To do
Search the data for the word "subtitle" and copy each line that has it.

Material for this exercise
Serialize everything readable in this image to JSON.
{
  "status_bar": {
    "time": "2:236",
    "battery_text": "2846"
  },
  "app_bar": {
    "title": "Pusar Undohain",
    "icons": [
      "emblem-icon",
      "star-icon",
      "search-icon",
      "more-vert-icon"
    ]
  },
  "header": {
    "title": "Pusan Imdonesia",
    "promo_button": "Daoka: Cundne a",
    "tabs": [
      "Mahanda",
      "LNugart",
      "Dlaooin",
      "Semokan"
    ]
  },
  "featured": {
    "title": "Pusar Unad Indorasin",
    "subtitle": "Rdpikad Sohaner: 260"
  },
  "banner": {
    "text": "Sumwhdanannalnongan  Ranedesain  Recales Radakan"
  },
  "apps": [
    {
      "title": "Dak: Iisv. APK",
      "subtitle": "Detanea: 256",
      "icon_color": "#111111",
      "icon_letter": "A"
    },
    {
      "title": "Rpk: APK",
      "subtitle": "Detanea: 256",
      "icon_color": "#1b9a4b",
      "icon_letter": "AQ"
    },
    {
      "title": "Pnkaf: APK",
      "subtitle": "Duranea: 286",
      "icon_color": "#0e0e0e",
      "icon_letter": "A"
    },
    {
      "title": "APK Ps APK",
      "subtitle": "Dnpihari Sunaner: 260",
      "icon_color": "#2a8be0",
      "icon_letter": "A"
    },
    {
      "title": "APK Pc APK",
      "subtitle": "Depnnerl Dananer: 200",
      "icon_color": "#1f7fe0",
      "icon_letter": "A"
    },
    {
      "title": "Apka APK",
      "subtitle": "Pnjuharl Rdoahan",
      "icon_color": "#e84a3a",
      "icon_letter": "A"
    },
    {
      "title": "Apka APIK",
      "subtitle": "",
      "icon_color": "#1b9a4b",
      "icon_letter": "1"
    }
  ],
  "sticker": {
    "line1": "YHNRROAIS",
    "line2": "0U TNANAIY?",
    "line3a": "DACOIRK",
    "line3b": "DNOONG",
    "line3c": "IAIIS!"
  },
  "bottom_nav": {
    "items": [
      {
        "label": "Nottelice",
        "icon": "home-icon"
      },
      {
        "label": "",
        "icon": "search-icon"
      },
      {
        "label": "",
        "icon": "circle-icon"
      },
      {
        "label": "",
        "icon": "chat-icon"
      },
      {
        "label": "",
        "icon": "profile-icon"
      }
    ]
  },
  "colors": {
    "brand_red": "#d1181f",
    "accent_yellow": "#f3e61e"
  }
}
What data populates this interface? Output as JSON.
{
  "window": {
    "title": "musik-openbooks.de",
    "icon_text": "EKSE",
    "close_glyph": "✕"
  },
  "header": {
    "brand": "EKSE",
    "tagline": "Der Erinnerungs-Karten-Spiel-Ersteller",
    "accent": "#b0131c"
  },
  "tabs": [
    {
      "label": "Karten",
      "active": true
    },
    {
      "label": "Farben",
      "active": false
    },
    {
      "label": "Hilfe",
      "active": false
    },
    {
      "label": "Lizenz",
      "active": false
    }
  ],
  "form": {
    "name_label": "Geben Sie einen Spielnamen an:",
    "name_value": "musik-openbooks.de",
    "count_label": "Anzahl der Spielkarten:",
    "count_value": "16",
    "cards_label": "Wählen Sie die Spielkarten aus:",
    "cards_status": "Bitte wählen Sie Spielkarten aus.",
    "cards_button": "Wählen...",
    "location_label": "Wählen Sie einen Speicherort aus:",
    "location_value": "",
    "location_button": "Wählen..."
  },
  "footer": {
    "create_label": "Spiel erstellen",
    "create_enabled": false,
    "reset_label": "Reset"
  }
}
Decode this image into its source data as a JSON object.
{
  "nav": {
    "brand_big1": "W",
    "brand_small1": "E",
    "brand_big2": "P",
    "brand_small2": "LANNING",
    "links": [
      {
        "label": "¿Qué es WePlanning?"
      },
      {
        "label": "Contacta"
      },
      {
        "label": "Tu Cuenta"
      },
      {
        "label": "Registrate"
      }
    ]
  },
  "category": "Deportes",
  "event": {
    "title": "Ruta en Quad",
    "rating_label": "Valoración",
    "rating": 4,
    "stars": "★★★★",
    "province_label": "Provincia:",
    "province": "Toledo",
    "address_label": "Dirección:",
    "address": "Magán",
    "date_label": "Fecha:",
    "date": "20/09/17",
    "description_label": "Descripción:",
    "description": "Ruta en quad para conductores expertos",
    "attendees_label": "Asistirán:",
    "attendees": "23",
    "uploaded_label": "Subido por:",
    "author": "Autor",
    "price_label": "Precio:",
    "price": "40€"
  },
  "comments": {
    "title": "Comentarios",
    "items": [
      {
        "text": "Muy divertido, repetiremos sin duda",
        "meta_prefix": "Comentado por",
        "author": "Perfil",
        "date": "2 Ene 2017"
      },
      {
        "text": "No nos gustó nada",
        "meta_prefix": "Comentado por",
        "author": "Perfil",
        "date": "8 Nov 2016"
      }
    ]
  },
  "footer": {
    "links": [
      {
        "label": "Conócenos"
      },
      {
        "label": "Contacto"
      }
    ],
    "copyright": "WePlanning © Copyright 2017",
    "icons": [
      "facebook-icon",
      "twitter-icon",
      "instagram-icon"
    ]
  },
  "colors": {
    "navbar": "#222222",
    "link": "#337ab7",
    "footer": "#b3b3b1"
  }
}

Task result
    "subtitle": "Rdpikad Sohaner: 260"
      "subtitle": "Detanea: 256",
      "subtitle": "Detanea: 256",
      "subtitle": "Duranea: 286",
      "subtitle": "Dnpihari Sunaner: 260",
      "subtitle": "Depnnerl Dananer: 200",
      "subtitle": "Pnjuharl Rdoahan",
      "subtitle": "",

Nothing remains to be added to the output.